<<<<

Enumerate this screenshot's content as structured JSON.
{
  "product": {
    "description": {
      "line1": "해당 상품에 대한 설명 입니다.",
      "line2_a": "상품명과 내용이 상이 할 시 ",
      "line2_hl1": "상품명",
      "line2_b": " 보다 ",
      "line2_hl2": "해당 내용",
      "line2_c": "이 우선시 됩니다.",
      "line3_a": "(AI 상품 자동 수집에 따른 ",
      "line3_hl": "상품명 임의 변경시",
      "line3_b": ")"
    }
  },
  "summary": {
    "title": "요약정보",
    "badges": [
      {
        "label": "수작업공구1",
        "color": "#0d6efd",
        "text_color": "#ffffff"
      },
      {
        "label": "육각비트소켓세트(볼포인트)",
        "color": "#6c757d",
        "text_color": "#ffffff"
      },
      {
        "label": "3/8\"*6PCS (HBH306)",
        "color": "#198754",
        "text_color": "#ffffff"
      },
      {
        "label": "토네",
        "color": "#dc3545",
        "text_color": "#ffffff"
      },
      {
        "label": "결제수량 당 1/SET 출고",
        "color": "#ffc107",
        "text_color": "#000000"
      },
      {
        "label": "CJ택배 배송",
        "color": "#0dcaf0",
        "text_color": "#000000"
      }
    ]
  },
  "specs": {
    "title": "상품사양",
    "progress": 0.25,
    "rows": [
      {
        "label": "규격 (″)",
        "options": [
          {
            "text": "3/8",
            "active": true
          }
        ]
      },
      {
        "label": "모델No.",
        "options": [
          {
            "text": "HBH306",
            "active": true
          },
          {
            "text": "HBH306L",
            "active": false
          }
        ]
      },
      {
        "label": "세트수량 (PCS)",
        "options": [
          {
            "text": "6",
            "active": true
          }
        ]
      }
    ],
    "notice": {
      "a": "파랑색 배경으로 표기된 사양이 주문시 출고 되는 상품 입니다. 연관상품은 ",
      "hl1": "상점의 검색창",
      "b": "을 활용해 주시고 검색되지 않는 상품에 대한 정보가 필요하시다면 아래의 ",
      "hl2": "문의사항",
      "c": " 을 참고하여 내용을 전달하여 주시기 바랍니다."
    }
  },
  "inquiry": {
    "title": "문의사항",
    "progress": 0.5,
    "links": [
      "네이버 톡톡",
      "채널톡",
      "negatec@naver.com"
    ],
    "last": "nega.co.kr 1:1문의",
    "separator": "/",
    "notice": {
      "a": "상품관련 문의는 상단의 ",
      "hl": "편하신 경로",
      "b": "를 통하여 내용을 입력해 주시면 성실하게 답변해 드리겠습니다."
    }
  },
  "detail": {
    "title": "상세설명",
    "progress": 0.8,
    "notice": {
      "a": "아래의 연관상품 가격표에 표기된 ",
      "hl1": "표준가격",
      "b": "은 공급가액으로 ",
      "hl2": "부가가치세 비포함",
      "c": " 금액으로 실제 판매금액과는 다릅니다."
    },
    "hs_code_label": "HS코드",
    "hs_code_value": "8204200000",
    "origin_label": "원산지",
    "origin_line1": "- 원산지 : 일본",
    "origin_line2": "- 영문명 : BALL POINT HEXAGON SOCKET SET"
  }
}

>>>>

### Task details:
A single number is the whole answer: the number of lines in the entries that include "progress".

### Answer space:
3